The quality of waters we bathe in surely matters. Swimmers, especially those with young children, need to be assured that they are not at risk of contracting disease from faecal coliforms and other unpleasant bacteria while splashing about at their favourite seaside resort. That’s why monitoring of water quality and public communication of the results are so important. And while we have been assured by the Environmental Protection Agency (EPA) that 97 per cent of Ireland’s 135 designated bathing places comply with EU bathing water quality standards, there is no room for complacency.
From this year onwards, more stringent EU requirements could lead to the closure of bathing in places that fail to meet standards over a four-year rolling programme of monitoring. The new targets “represent a further strengthening of measures to protrect public health and amount to an almost two-fold decrease in the levels of microbiological contamination deemed to be acceptable for bathing waters,” according to the EPA. It will also be interesting to see how many of the 114 bathing places currently classified as “good” will be upgraded to a new category of “excellent” in the revised EU rankings.
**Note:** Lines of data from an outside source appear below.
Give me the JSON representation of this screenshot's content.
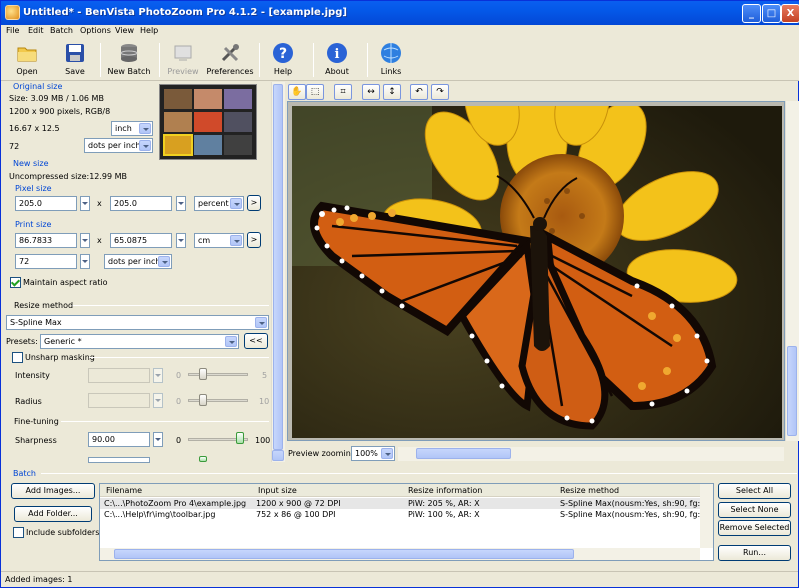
{
  "window": {
    "title": "Untitled* - BenVista PhotoZoom Pro 4.1.2 - [example.jpg]",
    "min": "_",
    "max": "□",
    "close": "X"
  },
  "menu": [
    "File",
    "Edit",
    "Batch",
    "Options",
    "View",
    "Help"
  ],
  "toolbar": {
    "open": "Open",
    "save": "Save",
    "new_batch": "New Batch",
    "preview": "Preview",
    "preferences": "Preferences",
    "help": "Help",
    "about": "About",
    "links": "Links"
  },
  "original": {
    "group": "Original size",
    "size": "Size: 3.09 MB / 1.06 MB",
    "pixels": "1200 x 900 pixels, RGB/8",
    "dims": "16.67 x 12.5",
    "unit": "inch",
    "dpi": "72",
    "dpi_unit": "dots per inch"
  },
  "newsize": {
    "group": "New size",
    "uncompressed": "Uncompressed size:12.99 MB",
    "pixel_group": "Pixel size",
    "px_w": "205.0",
    "x": "x",
    "px_h": "205.0",
    "px_unit": "percent",
    "go": ">",
    "print_group": "Print size",
    "pr_w": "86.7833",
    "pr_h": "65.0875",
    "pr_unit": "cm",
    "res": "72",
    "res_unit": "dots per inch",
    "maintain": "Maintain aspect ratio"
  },
  "resize": {
    "group": "Resize method",
    "method": "S-Spline Max",
    "presets_label": "Presets:",
    "preset": "Generic *",
    "preset_btn": "<<",
    "unsharp": "Unsharp masking",
    "intensity": "Intensity",
    "i_min": "0",
    "i_max": "5",
    "radius": "Radius",
    "r_min": "0",
    "r_max": "10",
    "fine": "Fine-tuning",
    "sharpness": "Sharpness",
    "sharp_val": "90.00",
    "s_min": "0",
    "s_max": "100"
  },
  "preview": {
    "zoom_label": "Preview zooming:",
    "zoom": "100%"
  },
  "batch": {
    "group": "Batch",
    "add_images": "Add Images...",
    "add_folder": "Add Folder...",
    "include_sub": "Include subfolders",
    "columns": [
      "Filename",
      "Input size",
      "Resize information",
      "Resize method"
    ],
    "rows": [
      [
        "C:\\...\\PhotoZoom Pro 4\\example.jpg",
        "1200 x 900 @ 72 DPI",
        "PiW: 205 %, AR: X",
        "S-Spline Max(nousm:Yes, sh:90, fg:2..."
      ],
      [
        "C:\\...\\Help\\fr\\img\\toolbar.jpg",
        "752 x 86 @ 100 DPI",
        "PiW: 100 %, AR: X",
        "S-Spline Max(nousm:Yes, sh:90, fg:2..."
      ]
    ],
    "select_all": "Select All",
    "select_none": "Select None",
    "remove": "Remove Selected",
    "run": "Run..."
  },
  "status": "Added images: 1"
}
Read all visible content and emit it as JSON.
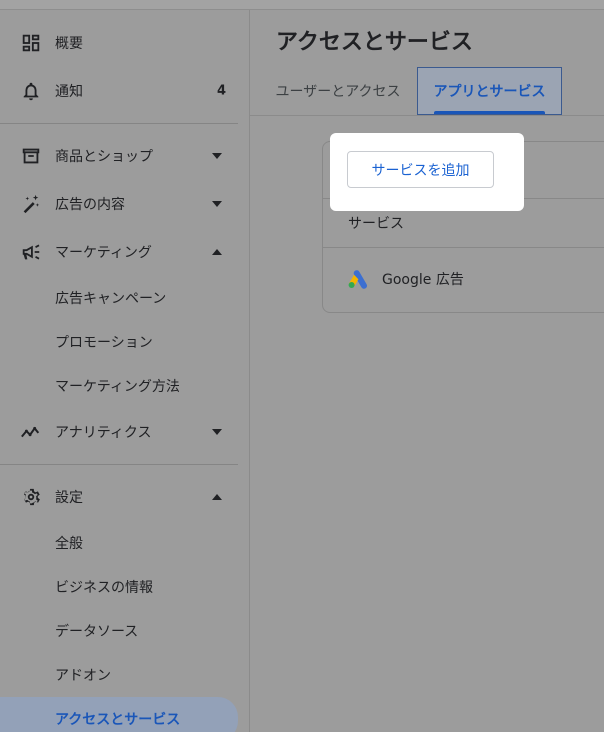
{
  "sidebar": {
    "items": [
      {
        "label": "概要",
        "icon": "dashboard-icon"
      },
      {
        "label": "通知",
        "icon": "bell-icon",
        "badge": "4"
      },
      {
        "label": "商品とショップ",
        "icon": "archive-icon"
      },
      {
        "label": "広告の内容",
        "icon": "magic-wand-icon"
      },
      {
        "label": "マーケティング",
        "icon": "megaphone-icon"
      },
      {
        "label": "広告キャンペーン"
      },
      {
        "label": "プロモーション"
      },
      {
        "label": "マーケティング方法"
      },
      {
        "label": "アナリティクス",
        "icon": "trending-icon"
      },
      {
        "label": "設定",
        "icon": "gear-icon"
      },
      {
        "label": "全般"
      },
      {
        "label": "ビジネスの情報"
      },
      {
        "label": "データソース"
      },
      {
        "label": "アドオン"
      },
      {
        "label": "アクセスとサービス"
      }
    ]
  },
  "main": {
    "title": "アクセスとサービス",
    "tabs": [
      {
        "label": "ユーザーとアクセス"
      },
      {
        "label": "アプリとサービス"
      }
    ],
    "add_service_label": "サービスを追加",
    "column_header": "サービス",
    "services": [
      {
        "name": "Google 広告",
        "icon": "google-ads-logo"
      }
    ]
  },
  "colors": {
    "accent": "#1a56b8",
    "button_text": "#1a62d2",
    "overlay": "#9c9c9c"
  }
}
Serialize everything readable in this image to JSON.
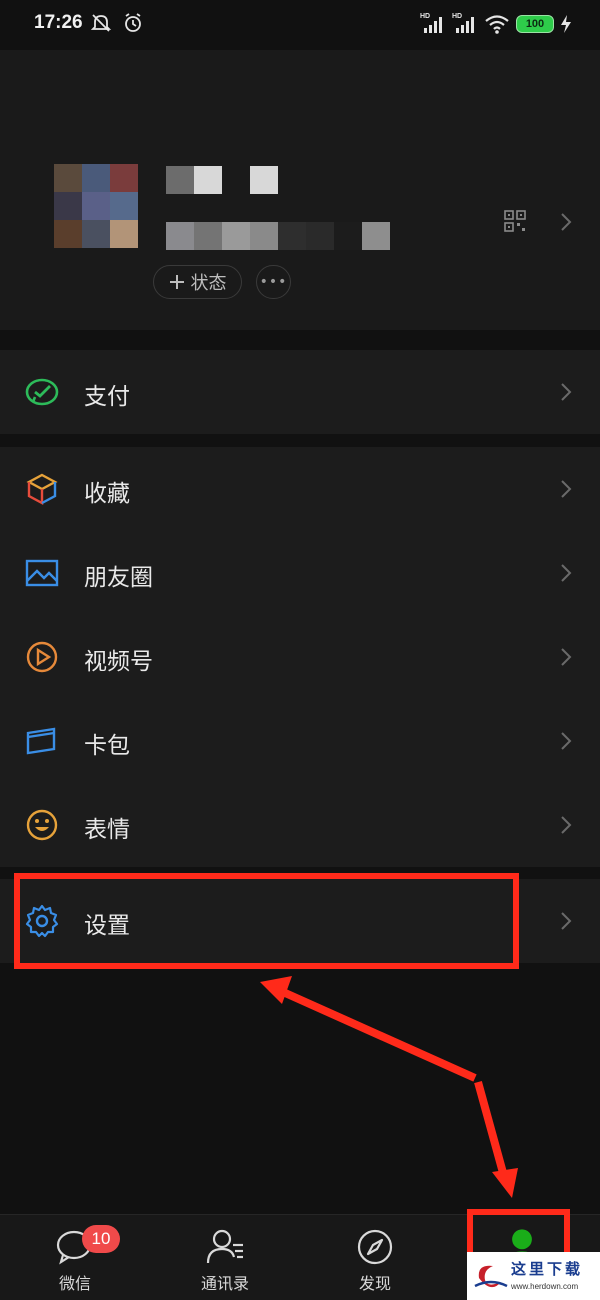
{
  "status_bar": {
    "time": "17:26",
    "hd_1": "HD",
    "hd_2": "HD",
    "battery": "100"
  },
  "profile": {
    "status_button": "状态",
    "status_button_icon": "plus-icon",
    "more_button_icon": "ellipsis-icon",
    "qr_icon": "qr-code-icon"
  },
  "menu": {
    "pay": {
      "label": "支付",
      "icon": "wechat-pay-icon",
      "color": "#2dbb5a"
    },
    "items": [
      {
        "label": "收藏",
        "icon": "cube-icon"
      },
      {
        "label": "朋友圈",
        "icon": "image-icon",
        "color": "#3a8ee6"
      },
      {
        "label": "视频号",
        "icon": "play-circle-icon",
        "color": "#e6893a"
      },
      {
        "label": "卡包",
        "icon": "card-icon",
        "color": "#3a8ee6"
      },
      {
        "label": "表情",
        "icon": "smile-icon",
        "color": "#e6a23a"
      }
    ],
    "settings": {
      "label": "设置",
      "icon": "gear-icon",
      "color": "#3a8ee6"
    }
  },
  "tabbar": {
    "tabs": [
      {
        "label": "微信",
        "icon": "chat-bubble-icon",
        "badge": "10"
      },
      {
        "label": "通讯录",
        "icon": "contacts-icon"
      },
      {
        "label": "发现",
        "icon": "compass-icon"
      },
      {
        "label": "",
        "icon": "person-icon",
        "active": true
      }
    ],
    "active_color": "#1aad19"
  },
  "annotation": {
    "highlight_color": "#ff2a1a"
  },
  "watermark": {
    "text": "这里下载",
    "url": "www.herdown.com"
  }
}
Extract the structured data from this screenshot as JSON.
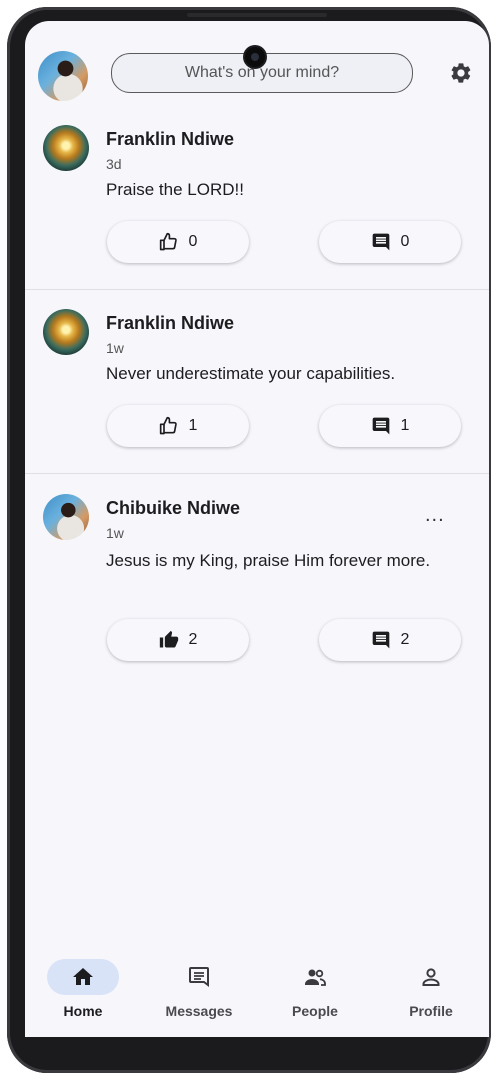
{
  "topbar": {
    "search_placeholder": "What's on your mind?",
    "icons": [
      "avatar",
      "gear-icon"
    ]
  },
  "posts": [
    {
      "author": "Franklin Ndiwe",
      "time": "3d",
      "text": "Praise the LORD!!",
      "likes": "0",
      "comments": "0",
      "liked": false,
      "has_menu": false
    },
    {
      "author": "Franklin Ndiwe",
      "time": "1w",
      "text": "Never underestimate your capabilities.",
      "likes": "1",
      "comments": "1",
      "liked": false,
      "has_menu": false
    },
    {
      "author": "Chibuike Ndiwe",
      "time": "1w",
      "text": "Jesus is my King, praise Him forever more.",
      "likes": "2",
      "comments": "2",
      "liked": true,
      "has_menu": true,
      "menu_label": "..."
    }
  ],
  "nav": {
    "items": [
      {
        "label": "Home",
        "icon": "home-icon",
        "active": true
      },
      {
        "label": "Messages",
        "icon": "message-icon",
        "active": false
      },
      {
        "label": "People",
        "icon": "people-icon",
        "active": false
      },
      {
        "label": "Profile",
        "icon": "person-icon",
        "active": false
      }
    ]
  },
  "colors": {
    "background": "#f6f6fb",
    "nav_active": "#d8e3f7",
    "text": "#1d1d1f"
  }
}
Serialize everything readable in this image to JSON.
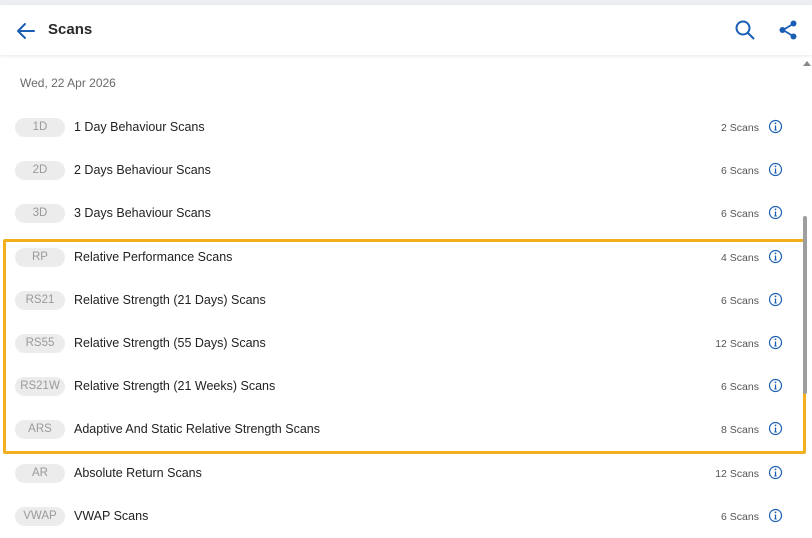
{
  "header": {
    "title": "Scans"
  },
  "date_label": "Wed, 22 Apr 2026",
  "colors": {
    "accent": "#1a5fb4",
    "highlight_border": "#f2b01e",
    "pill_bg": "#ececec"
  },
  "scans": [
    {
      "code": "1D",
      "name": "1 Day Behaviour Scans",
      "count": "2 Scans"
    },
    {
      "code": "2D",
      "name": "2 Days Behaviour Scans",
      "count": "6 Scans"
    },
    {
      "code": "3D",
      "name": "3 Days Behaviour Scans",
      "count": "6 Scans"
    },
    {
      "code": "RP",
      "name": "Relative Performance Scans",
      "count": "4 Scans"
    },
    {
      "code": "RS21",
      "name": "Relative Strength (21 Days) Scans",
      "count": "6 Scans"
    },
    {
      "code": "RS55",
      "name": "Relative Strength (55 Days) Scans",
      "count": "12 Scans"
    },
    {
      "code": "RS21W",
      "name": "Relative Strength (21 Weeks) Scans",
      "count": "6 Scans"
    },
    {
      "code": "ARS",
      "name": "Adaptive And Static Relative Strength Scans",
      "count": "8 Scans"
    },
    {
      "code": "AR",
      "name": "Absolute Return Scans",
      "count": "12 Scans"
    },
    {
      "code": "VWAP",
      "name": "VWAP Scans",
      "count": "6 Scans"
    }
  ]
}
Ireland’s impressive level of compliance last year was a by-product of the relatively warm and dry summer we enjoyed in 2013; had it rained a lot, more pollution would likely have occurred. Even so, the presence of “persistent but relatively low levels of bacterial pollution” was observed in some waters – in particular, some of the popular east coast bathing areas.
However, as the EPA report notes, some local authorities reduced the frequency of their water sampling in 2013. It calls on them to to aim for at least ten compliance samples per bathing place per season and says all local authorities should follow the practice of Cork and Kerry county councils in developing a warning system to forecast possible pollution from rainfall events.
That’s the least they should do.